Sunday, February 03, 2013

Prodigal Daughter

The meadow, of course, like the rest of it all,  goes about its business just fine without me. It does not miss my boots or my macro lens or my shadow crossing the dried grass or the clouds of my breath in the cold air. And yet, when I return, it extends a queer hospitality -- one that, like the best sort of love, lets me be. And I, in turn, reciprocate: love, in the form of looking. 

These are the weeks when the winter light begins to lengthen palpably, only, it seems, to illuminate a landscape in extremis, its denizens all brittle, dessicated, bled of color and frail. Form is poised above the abyss of emptiness, awaiting the moment when it becomes a dustcloud shimmering in pitiless sunlight, then naught.
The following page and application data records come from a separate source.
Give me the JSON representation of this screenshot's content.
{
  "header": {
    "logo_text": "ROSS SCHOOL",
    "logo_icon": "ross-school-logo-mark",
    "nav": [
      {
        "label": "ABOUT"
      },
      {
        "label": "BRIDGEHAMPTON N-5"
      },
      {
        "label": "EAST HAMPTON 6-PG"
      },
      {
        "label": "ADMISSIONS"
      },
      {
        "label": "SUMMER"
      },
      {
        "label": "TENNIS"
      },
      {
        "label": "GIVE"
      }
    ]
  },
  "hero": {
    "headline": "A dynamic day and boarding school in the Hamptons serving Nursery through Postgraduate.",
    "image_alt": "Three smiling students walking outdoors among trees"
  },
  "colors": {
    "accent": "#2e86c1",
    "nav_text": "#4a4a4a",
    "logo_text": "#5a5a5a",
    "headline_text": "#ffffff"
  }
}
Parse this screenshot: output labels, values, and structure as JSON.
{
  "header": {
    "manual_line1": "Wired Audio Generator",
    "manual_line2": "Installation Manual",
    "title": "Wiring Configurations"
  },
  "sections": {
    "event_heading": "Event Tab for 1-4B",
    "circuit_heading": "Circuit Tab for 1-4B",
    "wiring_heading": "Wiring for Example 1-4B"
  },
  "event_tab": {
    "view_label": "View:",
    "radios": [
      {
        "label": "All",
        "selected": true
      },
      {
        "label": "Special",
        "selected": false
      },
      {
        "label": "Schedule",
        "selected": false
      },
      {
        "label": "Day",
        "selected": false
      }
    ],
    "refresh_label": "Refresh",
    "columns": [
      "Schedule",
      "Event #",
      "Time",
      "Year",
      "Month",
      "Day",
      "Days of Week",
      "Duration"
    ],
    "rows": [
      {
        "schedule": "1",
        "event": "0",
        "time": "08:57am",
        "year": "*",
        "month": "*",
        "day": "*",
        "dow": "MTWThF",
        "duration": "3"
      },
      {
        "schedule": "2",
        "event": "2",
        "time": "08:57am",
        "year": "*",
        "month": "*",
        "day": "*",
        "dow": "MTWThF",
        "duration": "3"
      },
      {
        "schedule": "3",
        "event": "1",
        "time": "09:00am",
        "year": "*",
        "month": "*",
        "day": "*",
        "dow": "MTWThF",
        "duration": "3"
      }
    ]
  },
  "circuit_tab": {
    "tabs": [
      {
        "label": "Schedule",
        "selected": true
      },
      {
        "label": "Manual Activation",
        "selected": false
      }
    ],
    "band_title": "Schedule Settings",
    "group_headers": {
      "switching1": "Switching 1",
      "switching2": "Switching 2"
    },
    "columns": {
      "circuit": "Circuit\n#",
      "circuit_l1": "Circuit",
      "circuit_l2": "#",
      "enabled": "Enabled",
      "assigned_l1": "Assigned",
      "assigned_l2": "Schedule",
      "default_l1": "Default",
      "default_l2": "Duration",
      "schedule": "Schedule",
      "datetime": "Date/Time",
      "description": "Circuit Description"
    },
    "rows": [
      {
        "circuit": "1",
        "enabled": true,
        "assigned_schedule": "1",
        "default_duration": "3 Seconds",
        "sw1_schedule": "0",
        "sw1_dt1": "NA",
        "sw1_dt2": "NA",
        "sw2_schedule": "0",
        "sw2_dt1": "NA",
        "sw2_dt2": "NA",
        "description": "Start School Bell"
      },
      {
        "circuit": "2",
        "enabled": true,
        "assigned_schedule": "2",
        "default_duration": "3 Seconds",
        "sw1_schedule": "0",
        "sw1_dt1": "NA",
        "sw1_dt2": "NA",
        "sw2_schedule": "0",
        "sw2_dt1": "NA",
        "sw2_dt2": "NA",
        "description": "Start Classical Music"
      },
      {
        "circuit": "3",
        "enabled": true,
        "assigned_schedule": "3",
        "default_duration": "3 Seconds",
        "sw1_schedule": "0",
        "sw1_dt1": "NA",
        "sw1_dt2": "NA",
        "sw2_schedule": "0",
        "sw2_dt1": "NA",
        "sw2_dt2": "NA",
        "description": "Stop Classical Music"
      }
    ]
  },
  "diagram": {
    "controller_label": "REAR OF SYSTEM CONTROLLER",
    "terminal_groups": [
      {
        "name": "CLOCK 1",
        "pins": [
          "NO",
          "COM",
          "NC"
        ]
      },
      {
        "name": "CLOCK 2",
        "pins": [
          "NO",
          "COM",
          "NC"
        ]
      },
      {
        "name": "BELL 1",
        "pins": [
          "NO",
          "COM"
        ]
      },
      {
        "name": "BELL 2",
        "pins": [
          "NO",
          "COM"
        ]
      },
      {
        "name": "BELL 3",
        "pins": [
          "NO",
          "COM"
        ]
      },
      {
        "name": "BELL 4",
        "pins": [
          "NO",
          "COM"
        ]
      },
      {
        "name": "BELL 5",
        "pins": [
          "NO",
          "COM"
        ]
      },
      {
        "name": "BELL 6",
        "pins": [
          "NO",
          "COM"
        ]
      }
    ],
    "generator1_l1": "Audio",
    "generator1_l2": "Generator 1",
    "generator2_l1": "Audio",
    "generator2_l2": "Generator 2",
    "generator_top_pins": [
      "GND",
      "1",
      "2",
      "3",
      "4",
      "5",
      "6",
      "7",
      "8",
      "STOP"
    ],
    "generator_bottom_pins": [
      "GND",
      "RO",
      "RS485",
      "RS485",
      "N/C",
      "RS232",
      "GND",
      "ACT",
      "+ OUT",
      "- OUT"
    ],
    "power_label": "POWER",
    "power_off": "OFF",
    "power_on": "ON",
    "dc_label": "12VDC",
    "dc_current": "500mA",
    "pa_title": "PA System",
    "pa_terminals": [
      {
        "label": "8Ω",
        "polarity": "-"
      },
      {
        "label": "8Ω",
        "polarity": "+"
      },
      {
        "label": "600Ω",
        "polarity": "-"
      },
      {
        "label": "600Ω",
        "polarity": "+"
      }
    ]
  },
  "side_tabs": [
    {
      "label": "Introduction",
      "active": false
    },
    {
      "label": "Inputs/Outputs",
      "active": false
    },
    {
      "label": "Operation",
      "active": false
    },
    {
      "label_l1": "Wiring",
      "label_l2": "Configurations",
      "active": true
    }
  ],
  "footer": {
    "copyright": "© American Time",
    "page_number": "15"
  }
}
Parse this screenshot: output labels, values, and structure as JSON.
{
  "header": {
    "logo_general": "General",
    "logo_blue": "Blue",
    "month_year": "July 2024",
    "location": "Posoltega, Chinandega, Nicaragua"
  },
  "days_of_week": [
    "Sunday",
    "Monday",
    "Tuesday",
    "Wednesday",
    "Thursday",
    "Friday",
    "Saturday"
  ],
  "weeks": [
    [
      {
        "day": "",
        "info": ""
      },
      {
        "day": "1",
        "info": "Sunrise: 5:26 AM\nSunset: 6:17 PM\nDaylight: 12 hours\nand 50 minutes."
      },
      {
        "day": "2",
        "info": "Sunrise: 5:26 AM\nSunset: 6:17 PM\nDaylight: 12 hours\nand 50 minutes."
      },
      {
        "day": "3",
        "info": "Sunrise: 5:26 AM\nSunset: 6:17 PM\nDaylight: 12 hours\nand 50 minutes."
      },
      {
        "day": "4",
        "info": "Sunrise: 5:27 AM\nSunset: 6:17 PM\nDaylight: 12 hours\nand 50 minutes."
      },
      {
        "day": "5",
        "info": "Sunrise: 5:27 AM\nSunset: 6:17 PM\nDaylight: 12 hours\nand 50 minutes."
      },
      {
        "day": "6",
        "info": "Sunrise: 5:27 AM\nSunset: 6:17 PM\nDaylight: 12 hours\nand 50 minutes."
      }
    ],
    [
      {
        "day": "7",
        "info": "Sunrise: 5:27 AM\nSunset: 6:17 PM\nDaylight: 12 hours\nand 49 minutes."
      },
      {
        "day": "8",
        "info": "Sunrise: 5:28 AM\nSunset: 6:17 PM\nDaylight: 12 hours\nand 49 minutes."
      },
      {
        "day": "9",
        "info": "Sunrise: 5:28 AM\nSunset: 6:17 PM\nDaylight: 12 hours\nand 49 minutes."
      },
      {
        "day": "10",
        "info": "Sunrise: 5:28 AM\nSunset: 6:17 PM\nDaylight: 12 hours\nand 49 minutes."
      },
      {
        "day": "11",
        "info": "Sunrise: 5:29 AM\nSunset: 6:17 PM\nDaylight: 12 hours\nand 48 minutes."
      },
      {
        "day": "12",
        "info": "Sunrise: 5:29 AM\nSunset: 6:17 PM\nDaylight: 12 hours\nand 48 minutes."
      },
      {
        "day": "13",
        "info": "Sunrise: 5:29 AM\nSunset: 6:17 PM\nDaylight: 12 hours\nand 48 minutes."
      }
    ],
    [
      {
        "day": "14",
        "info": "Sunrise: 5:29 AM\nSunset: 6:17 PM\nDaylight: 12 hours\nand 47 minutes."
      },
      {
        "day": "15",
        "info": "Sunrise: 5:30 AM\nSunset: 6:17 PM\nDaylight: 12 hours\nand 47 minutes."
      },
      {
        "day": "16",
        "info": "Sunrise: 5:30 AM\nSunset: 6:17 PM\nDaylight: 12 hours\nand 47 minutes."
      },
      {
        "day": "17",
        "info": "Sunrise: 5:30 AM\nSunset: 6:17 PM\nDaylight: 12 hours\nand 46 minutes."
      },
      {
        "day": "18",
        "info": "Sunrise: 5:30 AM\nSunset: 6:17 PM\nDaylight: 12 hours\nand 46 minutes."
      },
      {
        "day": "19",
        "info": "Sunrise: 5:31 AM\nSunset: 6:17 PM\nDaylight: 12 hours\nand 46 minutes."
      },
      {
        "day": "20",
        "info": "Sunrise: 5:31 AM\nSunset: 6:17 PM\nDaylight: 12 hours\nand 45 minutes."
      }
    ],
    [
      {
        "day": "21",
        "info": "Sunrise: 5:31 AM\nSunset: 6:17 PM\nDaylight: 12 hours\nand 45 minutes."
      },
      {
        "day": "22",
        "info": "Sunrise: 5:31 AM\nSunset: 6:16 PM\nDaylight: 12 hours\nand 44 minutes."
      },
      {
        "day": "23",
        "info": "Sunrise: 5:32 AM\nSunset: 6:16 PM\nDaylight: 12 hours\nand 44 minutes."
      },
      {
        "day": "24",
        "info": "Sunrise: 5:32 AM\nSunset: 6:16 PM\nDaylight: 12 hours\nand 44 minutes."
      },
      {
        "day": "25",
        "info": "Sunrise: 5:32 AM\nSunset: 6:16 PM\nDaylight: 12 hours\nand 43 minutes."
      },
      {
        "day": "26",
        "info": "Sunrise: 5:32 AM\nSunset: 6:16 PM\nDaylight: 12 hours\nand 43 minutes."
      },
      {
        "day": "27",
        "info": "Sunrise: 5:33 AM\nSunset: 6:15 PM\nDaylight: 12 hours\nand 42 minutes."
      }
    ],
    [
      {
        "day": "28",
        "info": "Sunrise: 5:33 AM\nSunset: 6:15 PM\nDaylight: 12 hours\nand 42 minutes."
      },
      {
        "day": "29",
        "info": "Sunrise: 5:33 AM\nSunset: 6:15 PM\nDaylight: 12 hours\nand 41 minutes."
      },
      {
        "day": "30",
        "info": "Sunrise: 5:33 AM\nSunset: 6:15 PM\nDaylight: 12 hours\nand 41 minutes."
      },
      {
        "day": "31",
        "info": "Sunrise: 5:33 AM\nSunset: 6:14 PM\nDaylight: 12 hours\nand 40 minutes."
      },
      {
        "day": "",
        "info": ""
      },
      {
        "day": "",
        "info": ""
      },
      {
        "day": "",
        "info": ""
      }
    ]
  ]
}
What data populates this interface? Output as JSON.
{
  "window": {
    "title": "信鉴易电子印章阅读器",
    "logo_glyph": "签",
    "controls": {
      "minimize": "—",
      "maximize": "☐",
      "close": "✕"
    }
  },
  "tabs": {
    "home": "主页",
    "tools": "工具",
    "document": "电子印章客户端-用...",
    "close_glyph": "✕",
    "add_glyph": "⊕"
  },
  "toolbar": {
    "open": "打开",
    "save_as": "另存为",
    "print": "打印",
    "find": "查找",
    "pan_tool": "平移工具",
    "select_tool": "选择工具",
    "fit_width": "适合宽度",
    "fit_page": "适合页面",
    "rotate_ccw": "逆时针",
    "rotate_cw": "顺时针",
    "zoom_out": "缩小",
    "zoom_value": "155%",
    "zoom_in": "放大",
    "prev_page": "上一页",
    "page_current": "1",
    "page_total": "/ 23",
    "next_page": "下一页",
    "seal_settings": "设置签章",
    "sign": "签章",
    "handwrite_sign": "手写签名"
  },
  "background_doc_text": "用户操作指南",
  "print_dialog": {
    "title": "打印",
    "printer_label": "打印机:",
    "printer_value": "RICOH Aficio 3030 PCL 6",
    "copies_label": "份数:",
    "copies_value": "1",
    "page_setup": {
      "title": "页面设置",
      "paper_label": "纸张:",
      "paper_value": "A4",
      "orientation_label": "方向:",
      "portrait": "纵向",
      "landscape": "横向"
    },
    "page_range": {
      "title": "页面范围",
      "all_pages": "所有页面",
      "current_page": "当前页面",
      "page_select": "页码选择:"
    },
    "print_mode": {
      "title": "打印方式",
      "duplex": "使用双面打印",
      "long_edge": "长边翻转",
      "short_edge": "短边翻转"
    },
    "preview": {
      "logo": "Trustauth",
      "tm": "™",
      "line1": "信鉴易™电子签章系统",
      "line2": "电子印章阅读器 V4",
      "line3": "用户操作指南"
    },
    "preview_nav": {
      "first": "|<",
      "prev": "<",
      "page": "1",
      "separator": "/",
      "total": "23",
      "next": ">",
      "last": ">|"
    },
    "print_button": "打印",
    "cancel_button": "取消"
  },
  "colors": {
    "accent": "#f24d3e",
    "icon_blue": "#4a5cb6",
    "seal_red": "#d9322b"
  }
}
But there is an implicit jouissance to all this. Not, of course, the joyful gamboling of spring lambs or the unfurling of yellow daffodils. The dying fall does segue into the green shoot, but we should give its long cadence the hearing it deserves. Like the prayerbook says: even at the grave we make our song -- alleluia ! One could hope for such an end: a final explosion of absolute gratitude for the utter mystery of having been let be.

But the lengthening, pitiless light also illuminates the things that slaughter all possibility of gratitude, vistas of beings in such extremis, that all metaphors, botanical or otherwise, fail.  One's heart could burst, not with gratitude, but with sorrow.

I have long preferred the non-human world to the human. I am a weed photographer, not a street photographer. I have spent my rather anthropocentric career muttering  I should have been a librarian, and, last summer, fled my anthropocentric (God in man made manifest !) church for a wilderness -- where ? -- far from the maddening crowd ? Or, more to the point, where the crux of the metaphysical matter is not a scandalously particular human being ?

We are all scandalously particular, that is to say thrown and contingent then gone -- thrown into a song whose melody means more than its words -- thrown into an existence we navigate/construe/construct with our sensate bodies and our words. Thrown into relationship -- with humans and the non-human world.

It's all so dire and so beautiful and heart-breaking that the only response seems, at times, prostration.

A word that comes up with respect to the shape of practice in in the Episcopal/Anglican neighborhood of Christianity is homely. It struck me (during my time in the wilderness) that I'd been looking for "God" in all the wrong places, hoping that some blinding, Damascus Road-like revelation would come to me by virtue of thick books and strenuous pieties and practices, a bolt from the heavenly blue.

But, I discovered that the very thing I'd fled -- relationship, congregating, fellowship -- is where the pearl of great price lies hidden, in the homely particularity of a parish and its people relating to one another and the world, and engaging a tradition day by day, week by week, year by year -- until the dark mirror yields up a bit more light.